This month our experts help a developer to tackle the complications that arise when the main contractor becomes insolvent halfway though a project

When the contractor goes bust

We are a developer for an new office block being built under a JCT98 standard contract. Liquidators have been appointed to the main contractor and we have the following questions:

  • What can we do to mitigate loss?

You must find a new contractor in order to complete the office block as close to the original deadline as possible and so avoid increases in financing costs, to say nothing of the postponement of any rental income. However, a new contractor is likely to charge significantly more owing to the time pressure for completing the works and to take advantage of the fact that the employer has little choice but to finish the project quickly. If the replacement contractor is to be responsible for the contractor’s work to date, an additional premium will be payable.

Your contract gives you the right to recover the difference between your original contractor’s costs and the cost of employing a new contractor, but you are unlikely to be able to do this. You could consider retaining key subcontractors to finish the works, as they will already be familiar with them.
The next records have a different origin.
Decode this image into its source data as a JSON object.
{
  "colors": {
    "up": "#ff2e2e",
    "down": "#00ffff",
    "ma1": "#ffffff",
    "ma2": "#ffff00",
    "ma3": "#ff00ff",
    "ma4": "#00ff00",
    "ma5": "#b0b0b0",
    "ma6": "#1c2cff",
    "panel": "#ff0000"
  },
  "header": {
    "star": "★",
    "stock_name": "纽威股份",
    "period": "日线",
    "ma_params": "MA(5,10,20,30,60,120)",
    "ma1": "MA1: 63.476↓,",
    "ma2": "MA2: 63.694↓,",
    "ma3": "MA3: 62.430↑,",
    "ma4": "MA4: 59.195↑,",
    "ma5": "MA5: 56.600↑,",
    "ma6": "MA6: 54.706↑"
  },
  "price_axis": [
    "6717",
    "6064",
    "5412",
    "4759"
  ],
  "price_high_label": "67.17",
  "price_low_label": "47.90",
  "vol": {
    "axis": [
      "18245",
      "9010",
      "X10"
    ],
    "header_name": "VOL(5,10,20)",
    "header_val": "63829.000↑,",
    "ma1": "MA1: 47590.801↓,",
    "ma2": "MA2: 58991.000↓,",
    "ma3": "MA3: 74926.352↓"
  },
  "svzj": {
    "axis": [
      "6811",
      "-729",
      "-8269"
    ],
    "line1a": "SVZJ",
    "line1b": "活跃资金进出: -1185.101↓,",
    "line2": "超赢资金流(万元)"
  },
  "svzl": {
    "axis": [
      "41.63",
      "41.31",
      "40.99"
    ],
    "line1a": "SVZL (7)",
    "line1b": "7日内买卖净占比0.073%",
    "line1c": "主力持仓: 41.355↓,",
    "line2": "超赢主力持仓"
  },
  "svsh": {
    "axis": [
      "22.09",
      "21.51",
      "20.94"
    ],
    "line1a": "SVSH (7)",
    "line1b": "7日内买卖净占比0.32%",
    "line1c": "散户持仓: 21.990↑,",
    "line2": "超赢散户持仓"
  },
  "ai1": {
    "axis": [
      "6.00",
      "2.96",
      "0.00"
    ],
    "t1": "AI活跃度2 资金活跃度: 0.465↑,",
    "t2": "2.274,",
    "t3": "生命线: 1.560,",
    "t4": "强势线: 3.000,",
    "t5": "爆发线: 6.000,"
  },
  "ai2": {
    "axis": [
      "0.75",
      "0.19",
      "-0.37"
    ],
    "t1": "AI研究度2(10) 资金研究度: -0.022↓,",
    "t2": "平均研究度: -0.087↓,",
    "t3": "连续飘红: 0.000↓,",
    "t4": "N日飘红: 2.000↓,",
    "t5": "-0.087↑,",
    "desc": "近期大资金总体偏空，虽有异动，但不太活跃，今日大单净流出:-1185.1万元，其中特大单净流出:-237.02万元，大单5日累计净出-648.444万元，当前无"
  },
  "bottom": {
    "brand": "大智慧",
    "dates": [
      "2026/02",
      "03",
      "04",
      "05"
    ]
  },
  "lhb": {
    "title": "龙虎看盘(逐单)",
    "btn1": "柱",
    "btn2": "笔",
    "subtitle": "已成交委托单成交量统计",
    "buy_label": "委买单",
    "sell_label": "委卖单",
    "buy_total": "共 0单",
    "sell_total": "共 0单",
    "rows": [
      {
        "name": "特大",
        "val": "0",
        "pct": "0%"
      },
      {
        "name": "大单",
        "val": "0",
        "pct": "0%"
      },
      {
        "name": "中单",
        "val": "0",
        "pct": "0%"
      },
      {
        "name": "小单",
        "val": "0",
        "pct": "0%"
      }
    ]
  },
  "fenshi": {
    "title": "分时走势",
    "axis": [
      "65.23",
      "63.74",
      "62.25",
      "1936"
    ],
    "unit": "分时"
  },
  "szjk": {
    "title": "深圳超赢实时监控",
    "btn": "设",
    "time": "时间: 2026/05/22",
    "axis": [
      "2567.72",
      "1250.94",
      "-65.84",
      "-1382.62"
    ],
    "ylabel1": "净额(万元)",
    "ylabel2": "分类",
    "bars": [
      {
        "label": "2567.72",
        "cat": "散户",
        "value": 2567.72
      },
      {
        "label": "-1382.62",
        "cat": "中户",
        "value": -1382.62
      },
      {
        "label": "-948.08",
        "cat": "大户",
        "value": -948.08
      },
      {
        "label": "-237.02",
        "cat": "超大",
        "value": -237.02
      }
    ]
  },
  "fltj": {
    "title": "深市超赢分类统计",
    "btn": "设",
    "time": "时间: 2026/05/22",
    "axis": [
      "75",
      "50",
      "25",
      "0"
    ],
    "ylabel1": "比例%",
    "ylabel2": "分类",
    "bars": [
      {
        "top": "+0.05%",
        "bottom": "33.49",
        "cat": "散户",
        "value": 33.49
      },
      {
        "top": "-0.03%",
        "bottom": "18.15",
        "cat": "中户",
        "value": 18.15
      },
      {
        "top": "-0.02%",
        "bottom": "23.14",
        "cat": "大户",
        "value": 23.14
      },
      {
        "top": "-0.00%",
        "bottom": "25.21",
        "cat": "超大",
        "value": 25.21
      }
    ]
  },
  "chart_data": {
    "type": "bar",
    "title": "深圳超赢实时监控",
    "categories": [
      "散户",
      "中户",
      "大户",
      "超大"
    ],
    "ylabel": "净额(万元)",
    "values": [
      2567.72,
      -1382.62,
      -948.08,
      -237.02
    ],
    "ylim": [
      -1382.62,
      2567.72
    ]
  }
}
If sufficient subcontractors will co-operate, you could consider managing the project yourself – if you have the necessary expertise.

You are responsible for ensuring that health and safety regulations are still being complied with on site and that the works, materials and site are protected from outside interference until a replacement contractor is found.

  • What arrangements should be made to cover insurance till the project is complete?

The JCT98 provides for either the contractor or the employer to take out a joint names policy for all risks. If the policy ends when the contractor becomes insolvent, you should notify the insurer immediately and either obtain a reinstatement of the policy or a further policy. You must ensure that there is valid insurance until a new contractor takes over responsibility.

  • How do we terminate the contractor’s employment?

The contract will be automatically terminated once a liquidator is appointed. As such, there is no need for you to take specific action.

  • The project is some weeks behind schedule. Do LAD (liquidated and ascertained damages) clauses survive determination?

In principle, the LAD clauses remain intact and enforceable. However, if the works are then completed by an alternative contractor it is unlikely that you will be able to claim liquidated damages from your insolvent contractor up to the date of completion as they no longer have the power to stop damages from running. However, the terms of your original contract may allow you to recover liquidated damages even if the contract is completed by another person.

In practice, if the contractor is insolvent then the survival of the clauses is likely to provide you with little comfort – unless you need to set off LADs against money you owe the contractor.

  • What can I do when subcontractors and suppliers claim they have the right to remove materials from the site and the building?
All “fixed” materials (that is, those that are annexed to the land) belong automatically to the landowner (who may not necessarily be the employer). Any supplier of goods which qualify as “fixed” becomes an unsecured creditor of the insolvent contractor company.

Your contract states that you only own the goods when you pay the contractor. When the subcontractor has supplied materials to the contractor for which the subcontractor has not yet been paid, it has the right to remove them – so long as it has written proof that it supplied them (this is laid down in section 25 of the Sale of Goods Act 1979).

  • What if subcontractors refuse to complete their work unless they are paid what they are owed by the main contractor?

Many forms of building contract permit the employer to pay a subcontractor direct if the contractor does not pay them. For this to happen, proper notices must be given to the contractor under the contract; however, the right to make direct payment must be exercised before insolvency. Otherwise, the employer must seek the liquidator’s consent before making a direct payment to a third party, as the contractor’s creditors must each be treated equally. If an agreement to pay directly is in place before insolvency then you must pay.

  • The remaining works are the internal finishings and all the services; these were to be carried out by the subcontractors. What procurement path should we choose to complete the project?

If you can manage the project without appointing a main contractor one solution would be to assign the subcontracts to yourself. However, you cannot do this under the JCT98 if a provisional liquidator has been appointed. But, according to the contract, the subcontractors’ obligations to the contractor end with its insolvency, so a second option would be for you to employ the existing subcontractors and suppliers directly, or employ other persons to carry out and complete the works. But you will need to negotiate this with the liquidator and the subcontractors.

Got a question?

If you have a query for Berwin Leighton Paisner, email and we’ll pass it on. Please keep your queries as brief as possible. Replies are only based on information provided, and it is essential you consult a solicitor before putting any advice into action.